━━━ Source material
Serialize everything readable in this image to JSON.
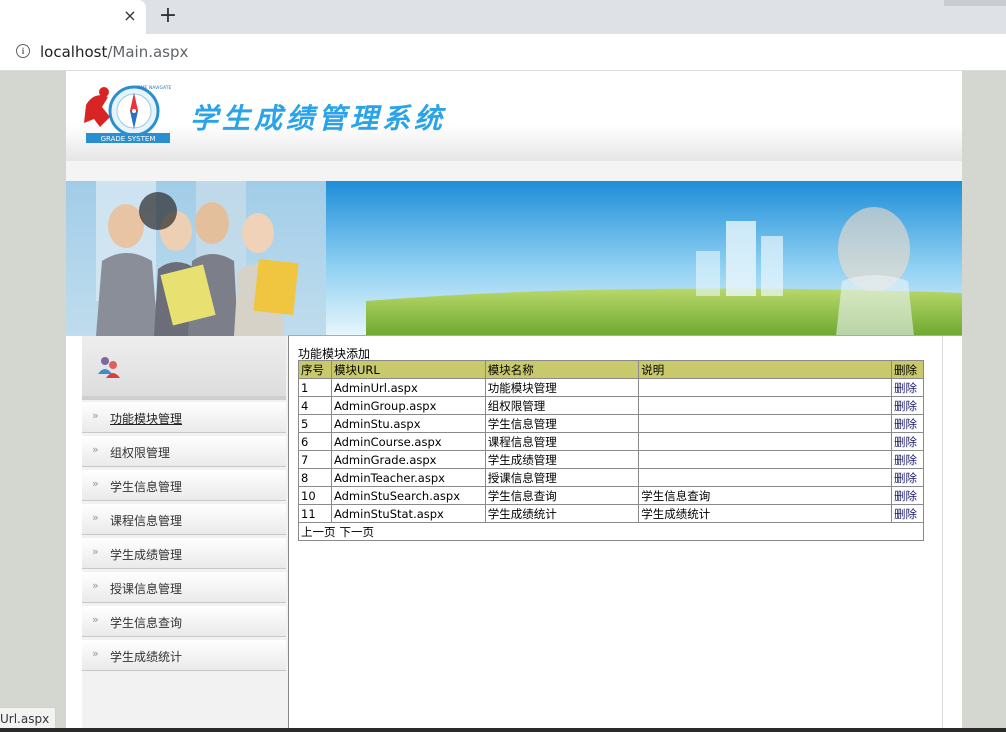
{
  "browser": {
    "url_host": "localhost",
    "url_path": "/Main.aspx",
    "tab_close": "×",
    "new_tab": "+"
  },
  "header": {
    "title": "学生成绩管理系统",
    "logo_text": "GRADE SYSTEM",
    "logo_arc_text": "TIME NAVIGATE"
  },
  "sidebar": {
    "items": [
      {
        "label": "功能模块管理",
        "active": true
      },
      {
        "label": "组权限管理"
      },
      {
        "label": "学生信息管理"
      },
      {
        "label": "课程信息管理"
      },
      {
        "label": "学生成绩管理"
      },
      {
        "label": "授课信息管理"
      },
      {
        "label": "学生信息查询"
      },
      {
        "label": "学生成绩统计"
      }
    ]
  },
  "main": {
    "add_link": "功能模块添加",
    "columns": [
      "序号",
      "模块URL",
      "模块名称",
      "说明",
      "删除"
    ],
    "rows": [
      [
        "1",
        "AdminUrl.aspx",
        "功能模块管理",
        "",
        "删除"
      ],
      [
        "4",
        "AdminGroup.aspx",
        "组权限管理",
        "",
        "删除"
      ],
      [
        "5",
        "AdminStu.aspx",
        "学生信息管理",
        "",
        "删除"
      ],
      [
        "6",
        "AdminCourse.aspx",
        "课程信息管理",
        "",
        "删除"
      ],
      [
        "7",
        "AdminGrade.aspx",
        "学生成绩管理",
        "",
        "删除"
      ],
      [
        "8",
        "AdminTeacher.aspx",
        "授课信息管理",
        "",
        "删除"
      ],
      [
        "10",
        "AdminStuSearch.aspx",
        "学生信息查询",
        "学生信息查询",
        "删除"
      ],
      [
        "11",
        "AdminStuStat.aspx",
        "学生成绩统计",
        "学生成绩统计",
        "删除"
      ]
    ],
    "pager": {
      "prev": "上一页",
      "next": "下一页"
    }
  },
  "status_tip": "Url.aspx",
  "colors": {
    "title": "#2aa3e8",
    "table_header": "#c8c96a",
    "page_bg": "#d4d6d0"
  }
}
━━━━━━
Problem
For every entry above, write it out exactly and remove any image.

Written solution
Serialize everything readable in this image to JSON.
{
  "browser": {
    "url_host": "localhost",
    "url_path": "/Main.aspx",
    "tab_close": "×",
    "new_tab": "+"
  },
  "header": {
    "title": "学生成绩管理系统",
    "logo_text": "GRADE SYSTEM",
    "logo_arc_text": "TIME NAVIGATE"
  },
  "sidebar": {
    "items": [
      {
        "label": "功能模块管理",
        "active": true
      },
      {
        "label": "组权限管理"
      },
      {
        "label": "学生信息管理"
      },
      {
        "label": "课程信息管理"
      },
      {
        "label": "学生成绩管理"
      },
      {
        "label": "授课信息管理"
      },
      {
        "label": "学生信息查询"
      },
      {
        "label": "学生成绩统计"
      }
    ]
  },
  "main": {
    "add_link": "功能模块添加",
    "columns": [
      "序号",
      "模块URL",
      "模块名称",
      "说明",
      "删除"
    ],
    "rows": [
      [
        "1",
        "AdminUrl.aspx",
        "功能模块管理",
        "",
        "删除"
      ],
      [
        "4",
        "AdminGroup.aspx",
        "组权限管理",
        "",
        "删除"
      ],
      [
        "5",
        "AdminStu.aspx",
        "学生信息管理",
        "",
        "删除"
      ],
      [
        "6",
        "AdminCourse.aspx",
        "课程信息管理",
        "",
        "删除"
      ],
      [
        "7",
        "AdminGrade.aspx",
        "学生成绩管理",
        "",
        "删除"
      ],
      [
        "8",
        "AdminTeacher.aspx",
        "授课信息管理",
        "",
        "删除"
      ],
      [
        "10",
        "AdminStuSearch.aspx",
        "学生信息查询",
        "学生信息查询",
        "删除"
      ],
      [
        "11",
        "AdminStuStat.aspx",
        "学生成绩统计",
        "学生成绩统计",
        "删除"
      ]
    ],
    "pager": {
      "prev": "上一页",
      "next": "下一页"
    }
  },
  "status_tip": "Url.aspx",
  "colors": {
    "title": "#2aa3e8",
    "table_header": "#c8c96a",
    "page_bg": "#d4d6d0"
  }
}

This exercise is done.